So detectives (if not detection) was not part of the remit of the first police force to pound the streets of London. However, it soon became apparent that just such a body was necessary, even if it still remained undesirable. A series of high profile incidents (notably the murder of Lord Russell in his home and the initial failure to catch a notorious criminal named Daniel Good) led to the creation of the Detective Department in 1842.

It took a while for the detectives to establish themselves but by the 1880s they had survived one or two scandals and changed their departmental name (to CID) and were beginning to win some grudging acceptance in the hearts and minds of the British public. This was helped by the rise of the fictional detective in the works of Victorian novelists like Dickens and Wilkie Collins and then the first appearance in print (in 1887) of Sherlock Holmes, the professor of detection.

There are moments where we can see the impact of detectives in cases before the Police courts. Mostly any police involved are ordinary beat bobbies, and they do a fair amount of detection themselves. But in November 1882 at the Mansion House Police court detectives appear in two cases, while another is commended publically for his efforts by the sitting alderman magistrate.
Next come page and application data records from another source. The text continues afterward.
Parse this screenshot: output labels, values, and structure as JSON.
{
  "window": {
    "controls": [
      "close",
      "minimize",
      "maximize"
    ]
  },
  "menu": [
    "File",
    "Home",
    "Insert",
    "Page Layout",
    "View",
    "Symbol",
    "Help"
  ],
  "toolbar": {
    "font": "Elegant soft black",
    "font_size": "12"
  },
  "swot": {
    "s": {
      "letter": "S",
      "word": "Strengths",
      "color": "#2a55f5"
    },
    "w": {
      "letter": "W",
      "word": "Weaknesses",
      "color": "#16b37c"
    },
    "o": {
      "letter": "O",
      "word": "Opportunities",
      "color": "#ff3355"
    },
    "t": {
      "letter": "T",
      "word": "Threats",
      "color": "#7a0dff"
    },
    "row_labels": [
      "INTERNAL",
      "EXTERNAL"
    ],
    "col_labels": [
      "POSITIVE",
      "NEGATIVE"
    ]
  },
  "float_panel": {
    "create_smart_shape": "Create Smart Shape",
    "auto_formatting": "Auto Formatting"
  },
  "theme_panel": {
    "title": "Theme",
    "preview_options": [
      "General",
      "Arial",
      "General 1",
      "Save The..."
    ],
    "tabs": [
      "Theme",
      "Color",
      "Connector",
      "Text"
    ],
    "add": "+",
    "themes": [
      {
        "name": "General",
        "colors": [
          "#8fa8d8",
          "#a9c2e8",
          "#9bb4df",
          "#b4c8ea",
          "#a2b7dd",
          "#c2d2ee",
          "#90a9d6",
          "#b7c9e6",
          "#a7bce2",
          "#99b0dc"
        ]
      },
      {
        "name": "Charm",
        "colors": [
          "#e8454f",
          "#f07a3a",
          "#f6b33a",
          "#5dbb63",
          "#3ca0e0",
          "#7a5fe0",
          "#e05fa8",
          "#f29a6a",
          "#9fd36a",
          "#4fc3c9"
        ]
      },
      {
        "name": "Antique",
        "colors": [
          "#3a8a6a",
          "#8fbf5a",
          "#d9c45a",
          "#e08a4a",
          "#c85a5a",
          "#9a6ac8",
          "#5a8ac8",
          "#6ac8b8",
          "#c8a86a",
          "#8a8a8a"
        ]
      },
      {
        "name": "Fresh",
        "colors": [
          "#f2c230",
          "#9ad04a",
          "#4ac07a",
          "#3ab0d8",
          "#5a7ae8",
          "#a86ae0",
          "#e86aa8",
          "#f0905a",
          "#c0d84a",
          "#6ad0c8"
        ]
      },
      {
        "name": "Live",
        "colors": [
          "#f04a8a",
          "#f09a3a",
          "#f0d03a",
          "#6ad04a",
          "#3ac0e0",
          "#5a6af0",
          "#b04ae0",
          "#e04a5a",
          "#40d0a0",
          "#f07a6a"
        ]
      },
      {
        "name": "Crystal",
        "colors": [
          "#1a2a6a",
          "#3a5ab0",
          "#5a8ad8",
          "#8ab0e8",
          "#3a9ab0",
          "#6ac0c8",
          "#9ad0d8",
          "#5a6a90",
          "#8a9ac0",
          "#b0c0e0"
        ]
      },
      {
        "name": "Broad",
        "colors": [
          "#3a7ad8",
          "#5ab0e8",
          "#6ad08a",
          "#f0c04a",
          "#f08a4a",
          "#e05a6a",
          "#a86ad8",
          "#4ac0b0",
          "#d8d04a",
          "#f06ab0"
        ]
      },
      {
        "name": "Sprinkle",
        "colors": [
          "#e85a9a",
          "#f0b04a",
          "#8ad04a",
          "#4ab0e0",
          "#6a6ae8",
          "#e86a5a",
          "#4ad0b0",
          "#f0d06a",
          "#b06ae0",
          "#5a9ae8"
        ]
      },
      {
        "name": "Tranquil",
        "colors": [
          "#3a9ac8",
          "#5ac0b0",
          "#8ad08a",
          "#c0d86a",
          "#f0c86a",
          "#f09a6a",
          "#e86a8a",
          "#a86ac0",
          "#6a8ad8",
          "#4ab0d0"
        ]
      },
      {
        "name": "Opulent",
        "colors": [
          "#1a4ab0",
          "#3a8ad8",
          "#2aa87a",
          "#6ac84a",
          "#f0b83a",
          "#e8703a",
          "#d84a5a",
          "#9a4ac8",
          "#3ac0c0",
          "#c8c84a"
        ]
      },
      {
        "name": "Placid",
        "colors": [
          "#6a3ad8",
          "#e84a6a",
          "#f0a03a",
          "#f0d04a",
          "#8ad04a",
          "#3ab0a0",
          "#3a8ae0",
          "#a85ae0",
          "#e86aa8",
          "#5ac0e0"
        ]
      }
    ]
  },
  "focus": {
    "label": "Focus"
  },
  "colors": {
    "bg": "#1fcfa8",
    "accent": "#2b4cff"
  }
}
Detective Constable Wright of the City Police had been keeping an eye on Mary Ann Jordan and Mary Ann Bassett after he’d received a tip off that they were up to no good. On the 20 November he was called to a warehouse in Queen Victoria Street which had been broken into. Seven rolls of cloth with a value of over £100 had been taken and DC Wright suspect that Bassett and Jordan were responsible.

Acting on this hunch and the intelligence he had acquired he and DS Downs went south of the river to The Borough and visited the address he had for the pair. It was about 8 in the evening and both women – who shared a room – were in bed. He asked Jordan if she knew anything of the robbery but she refused even to get up, let alone answer him; Bassett admitted to pawning to material but claimed not to know it had been stolen. He arrested both of them and, on the following day, Alderman Owden committed them both to trial.

Next up William Gough was charged, on evidence provided by another City detective, of obtaining 40 yards of silk using a forged document. Despite his denials the magistrate fully committed him to Old Bailey, another success for the detectives.

At the end of the report from Mansion House it was noted that Sir T Owden, the alderman sitting in for the Lord Mayor, had taken the time to heap praise on Detective Wright for his efforts in catching some thieves who had raided the premises of Mappin & Webb, the jewelers, on Oxford Street.

The owners of the firm wanted to present the detective with ‘some testimonial in recognition of the promptitude, ability, and discretion [he had shown] in arresting the right men at the right time’.

The magistrate was delighted to hear it and added his own vote of thanks to DC Wright. So, 40 years after the first detectives started work here was proof of their acceptance and appreciation from both business and the magistracy. Detectives continue to enjoy a mixed reputation amongst the public and police – sometimes seen as outside of the police, often as mavericks when represented in fiction and TV, but also as a necessary part of fighting organized crime.

[from The Morning Post, Tuesday, 21 November, 1882]